What you need to do: Whatever the records below hold, copy it all out exactly.
:: Data supplied
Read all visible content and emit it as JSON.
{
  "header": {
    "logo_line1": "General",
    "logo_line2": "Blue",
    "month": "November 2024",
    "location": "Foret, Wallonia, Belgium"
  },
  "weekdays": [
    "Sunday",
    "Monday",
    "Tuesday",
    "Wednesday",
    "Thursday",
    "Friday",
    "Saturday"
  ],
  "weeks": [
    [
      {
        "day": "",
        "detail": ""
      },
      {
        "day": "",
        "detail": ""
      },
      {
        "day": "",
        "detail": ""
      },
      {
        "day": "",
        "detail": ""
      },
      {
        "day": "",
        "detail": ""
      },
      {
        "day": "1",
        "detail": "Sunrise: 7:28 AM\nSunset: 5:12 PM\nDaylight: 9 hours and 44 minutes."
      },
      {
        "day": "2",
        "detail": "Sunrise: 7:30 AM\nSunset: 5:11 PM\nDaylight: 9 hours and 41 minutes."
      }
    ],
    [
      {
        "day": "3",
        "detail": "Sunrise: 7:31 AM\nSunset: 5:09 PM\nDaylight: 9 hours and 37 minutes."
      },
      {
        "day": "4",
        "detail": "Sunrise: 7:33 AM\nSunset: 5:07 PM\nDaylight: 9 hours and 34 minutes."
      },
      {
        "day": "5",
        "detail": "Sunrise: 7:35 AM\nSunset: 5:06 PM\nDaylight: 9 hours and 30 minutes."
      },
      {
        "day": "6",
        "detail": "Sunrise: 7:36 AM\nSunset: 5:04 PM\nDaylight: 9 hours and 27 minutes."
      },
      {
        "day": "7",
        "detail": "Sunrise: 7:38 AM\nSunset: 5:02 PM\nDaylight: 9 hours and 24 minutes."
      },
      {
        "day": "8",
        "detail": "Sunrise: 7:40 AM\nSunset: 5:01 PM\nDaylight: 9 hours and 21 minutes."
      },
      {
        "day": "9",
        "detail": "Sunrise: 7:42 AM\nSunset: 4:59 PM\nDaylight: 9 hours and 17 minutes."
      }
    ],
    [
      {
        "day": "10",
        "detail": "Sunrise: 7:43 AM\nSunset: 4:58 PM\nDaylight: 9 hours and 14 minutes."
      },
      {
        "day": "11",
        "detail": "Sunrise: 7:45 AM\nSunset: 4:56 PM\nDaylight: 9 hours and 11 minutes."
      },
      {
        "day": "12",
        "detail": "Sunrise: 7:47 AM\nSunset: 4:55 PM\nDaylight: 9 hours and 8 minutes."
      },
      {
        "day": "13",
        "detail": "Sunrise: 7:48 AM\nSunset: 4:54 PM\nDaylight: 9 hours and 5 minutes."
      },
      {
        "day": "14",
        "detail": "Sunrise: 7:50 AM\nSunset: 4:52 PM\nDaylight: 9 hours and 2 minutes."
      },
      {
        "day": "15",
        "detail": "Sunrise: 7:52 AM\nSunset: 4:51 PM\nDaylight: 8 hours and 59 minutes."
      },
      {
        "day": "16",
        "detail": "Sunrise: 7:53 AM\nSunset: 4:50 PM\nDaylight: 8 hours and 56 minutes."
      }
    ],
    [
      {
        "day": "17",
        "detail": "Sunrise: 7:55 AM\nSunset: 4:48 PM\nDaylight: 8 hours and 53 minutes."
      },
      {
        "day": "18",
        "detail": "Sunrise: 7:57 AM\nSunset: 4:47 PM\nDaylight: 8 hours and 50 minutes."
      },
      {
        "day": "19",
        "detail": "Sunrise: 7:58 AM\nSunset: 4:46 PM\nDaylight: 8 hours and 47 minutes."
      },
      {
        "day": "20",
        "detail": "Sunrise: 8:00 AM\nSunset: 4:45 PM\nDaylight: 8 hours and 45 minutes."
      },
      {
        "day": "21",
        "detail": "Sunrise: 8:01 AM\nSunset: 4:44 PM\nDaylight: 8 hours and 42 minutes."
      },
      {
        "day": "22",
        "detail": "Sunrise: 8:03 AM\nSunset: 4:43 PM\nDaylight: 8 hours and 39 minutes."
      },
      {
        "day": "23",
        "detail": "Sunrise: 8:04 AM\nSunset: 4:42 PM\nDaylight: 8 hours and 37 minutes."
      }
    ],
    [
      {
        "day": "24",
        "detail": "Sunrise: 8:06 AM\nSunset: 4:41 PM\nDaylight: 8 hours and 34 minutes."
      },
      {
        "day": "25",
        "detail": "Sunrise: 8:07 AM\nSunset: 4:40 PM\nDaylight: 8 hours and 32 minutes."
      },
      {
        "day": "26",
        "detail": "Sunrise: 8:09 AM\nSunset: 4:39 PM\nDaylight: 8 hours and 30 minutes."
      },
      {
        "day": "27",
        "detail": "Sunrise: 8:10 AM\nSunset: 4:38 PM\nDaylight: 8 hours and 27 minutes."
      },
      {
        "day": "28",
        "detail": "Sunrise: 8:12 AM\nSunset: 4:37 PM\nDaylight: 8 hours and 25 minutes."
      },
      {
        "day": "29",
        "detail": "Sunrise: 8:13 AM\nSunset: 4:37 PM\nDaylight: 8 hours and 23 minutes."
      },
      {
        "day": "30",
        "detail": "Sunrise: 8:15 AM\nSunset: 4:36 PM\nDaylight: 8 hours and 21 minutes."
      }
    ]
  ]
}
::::
Solution to this task:
Read all visible content and emit it as JSON.
{
  "header": {
    "logo_line1": "General",
    "logo_line2": "Blue",
    "month": "November 2024",
    "location": "Foret, Wallonia, Belgium"
  },
  "weekdays": [
    "Sunday",
    "Monday",
    "Tuesday",
    "Wednesday",
    "Thursday",
    "Friday",
    "Saturday"
  ],
  "weeks": [
    [
      {
        "day": "",
        "detail": ""
      },
      {
        "day": "",
        "detail": ""
      },
      {
        "day": "",
        "detail": ""
      },
      {
        "day": "",
        "detail": ""
      },
      {
        "day": "",
        "detail": ""
      },
      {
        "day": "1",
        "detail": "Sunrise: 7:28 AM\nSunset: 5:12 PM\nDaylight: 9 hours and 44 minutes."
      },
      {
        "day": "2",
        "detail": "Sunrise: 7:30 AM\nSunset: 5:11 PM\nDaylight: 9 hours and 41 minutes."
      }
    ],
    [
      {
        "day": "3",
        "detail": "Sunrise: 7:31 AM\nSunset: 5:09 PM\nDaylight: 9 hours and 37 minutes."
      },
      {
        "day": "4",
        "detail": "Sunrise: 7:33 AM\nSunset: 5:07 PM\nDaylight: 9 hours and 34 minutes."
      },
      {
        "day": "5",
        "detail": "Sunrise: 7:35 AM\nSunset: 5:06 PM\nDaylight: 9 hours and 30 minutes."
      },
      {
        "day": "6",
        "detail": "Sunrise: 7:36 AM\nSunset: 5:04 PM\nDaylight: 9 hours and 27 minutes."
      },
      {
        "day": "7",
        "detail": "Sunrise: 7:38 AM\nSunset: 5:02 PM\nDaylight: 9 hours and 24 minutes."
      },
      {
        "day": "8",
        "detail": "Sunrise: 7:40 AM\nSunset: 5:01 PM\nDaylight: 9 hours and 21 minutes."
      },
      {
        "day": "9",
        "detail": "Sunrise: 7:42 AM\nSunset: 4:59 PM\nDaylight: 9 hours and 17 minutes."
      }
    ],
    [
      {
        "day": "10",
        "detail": "Sunrise: 7:43 AM\nSunset: 4:58 PM\nDaylight: 9 hours and 14 minutes."
      },
      {
        "day": "11",
        "detail": "Sunrise: 7:45 AM\nSunset: 4:56 PM\nDaylight: 9 hours and 11 minutes."
      },
      {
        "day": "12",
        "detail": "Sunrise: 7:47 AM\nSunset: 4:55 PM\nDaylight: 9 hours and 8 minutes."
      },
      {
        "day": "13",
        "detail": "Sunrise: 7:48 AM\nSunset: 4:54 PM\nDaylight: 9 hours and 5 minutes."
      },
      {
        "day": "14",
        "detail": "Sunrise: 7:50 AM\nSunset: 4:52 PM\nDaylight: 9 hours and 2 minutes."
      },
      {
        "day": "15",
        "detail": "Sunrise: 7:52 AM\nSunset: 4:51 PM\nDaylight: 8 hours and 59 minutes."
      },
      {
        "day": "16",
        "detail": "Sunrise: 7:53 AM\nSunset: 4:50 PM\nDaylight: 8 hours and 56 minutes."
      }
    ],
    [
      {
        "day": "17",
        "detail": "Sunrise: 7:55 AM\nSunset: 4:48 PM\nDaylight: 8 hours and 53 minutes."
      },
      {
        "day": "18",
        "detail": "Sunrise: 7:57 AM\nSunset: 4:47 PM\nDaylight: 8 hours and 50 minutes."
      },
      {
        "day": "19",
        "detail": "Sunrise: 7:58 AM\nSunset: 4:46 PM\nDaylight: 8 hours and 47 minutes."
      },
      {
        "day": "20",
        "detail": "Sunrise: 8:00 AM\nSunset: 4:45 PM\nDaylight: 8 hours and 45 minutes."
      },
      {
        "day": "21",
        "detail": "Sunrise: 8:01 AM\nSunset: 4:44 PM\nDaylight: 8 hours and 42 minutes."
      },
      {
        "day": "22",
        "detail": "Sunrise: 8:03 AM\nSunset: 4:43 PM\nDaylight: 8 hours and 39 minutes."
      },
      {
        "day": "23",
        "detail": "Sunrise: 8:04 AM\nSunset: 4:42 PM\nDaylight: 8 hours and 37 minutes."
      }
    ],
    [
      {
        "day": "24",
        "detail": "Sunrise: 8:06 AM\nSunset: 4:41 PM\nDaylight: 8 hours and 34 minutes."
      },
      {
        "day": "25",
        "detail": "Sunrise: 8:07 AM\nSunset: 4:40 PM\nDaylight: 8 hours and 32 minutes."
      },
      {
        "day": "26",
        "detail": "Sunrise: 8:09 AM\nSunset: 4:39 PM\nDaylight: 8 hours and 30 minutes."
      },
      {
        "day": "27",
        "detail": "Sunrise: 8:10 AM\nSunset: 4:38 PM\nDaylight: 8 hours and 27 minutes."
      },
      {
        "day": "28",
        "detail": "Sunrise: 8:12 AM\nSunset: 4:37 PM\nDaylight: 8 hours and 25 minutes."
      },
      {
        "day": "29",
        "detail": "Sunrise: 8:13 AM\nSunset: 4:37 PM\nDaylight: 8 hours and 23 minutes."
      },
      {
        "day": "30",
        "detail": "Sunrise: 8:15 AM\nSunset: 4:36 PM\nDaylight: 8 hours and 21 minutes."
      }
    ]
  ]
}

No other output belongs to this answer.